I heard about “Beatlebone” on a RTE (Radio Telefis Eireann) radio review of the best Irish books of 2015. It was rated in the top 10 of the year. The story sounded intriguing: a fictional recreation of John Lennon’s visit to my father’s home county of Mayo, in the west of Ireland. Lennon actually did buy a tiny island, Dorinish, off the coast of Mayo in 1967 for less than 1700 pounds. He only visited it once, but encouraged the “King of the Hippies”, Sid Rawle to establish a commune there in 1970.
In “Beatlebone”, Lennon is desperate to get to Dorinish for three days of solitude, to try to regain his sanity. In the process, he is driven around by a darkly weird Irish driver, Cornelius, who seems intent on delaying more than assisting Lennon. There are interludes in strange country pubs, in Cornelius’s house, at an Achill island hotel, the Amethyst, which is inhabited by three even weirder inhabitants and in a London recording studio, where Lennon is trying to record a new, experimental album.
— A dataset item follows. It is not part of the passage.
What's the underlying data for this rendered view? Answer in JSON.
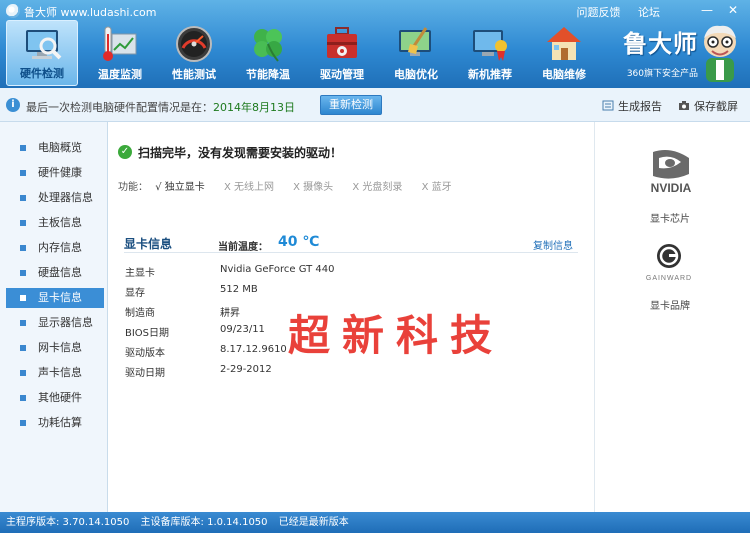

During the journey, Lennon delves into his childhood, the loss of his parents, his time in an orphanage and his teenage sexual encounters. We learn about ‘scream therapy’ and ‘ranting’. Perhaps the most amusing interlude is his ‘ranting’ session with the inhabitants of the abandoned Amethyst Hotel.
Barry seems to have been influenced by my favourite Irish comic author, Flann O’Brien (I once lived in the basement of the house in Blackrock where Flann had lived), in particular by the brilliant “The Third Policeman” – the driver, Cornelius would fit well alongside the third policeman himself. But for me, Barry does not achieve the construction of a dark, bizarrely humorous world as convincingly as Flann did. The idioms used, both Liverpudlian and Irish don’t always ring true. The characters are not as well drawn. The story is not as funny. Clearly Barry is also channelling James Joyce with lengthy ‘stream of consciousness’ passages.
In the very middle of the book, Barry inserts a chapter of commentary about his own trip to Mayo, which gave him the idea for the book. On coming to this chapter, I thought I’d reached the end of the book, and that this was an author’s endnote. Why he chose to put it in the middle of the book I have no idea. Didn’t work for me.
‘Beatlebone’ held my attention until about halfway through and then I became impatient. Perhaps the mid-book author’s note was disruptive, or perhaps it’s just not that really interesting or well told a story.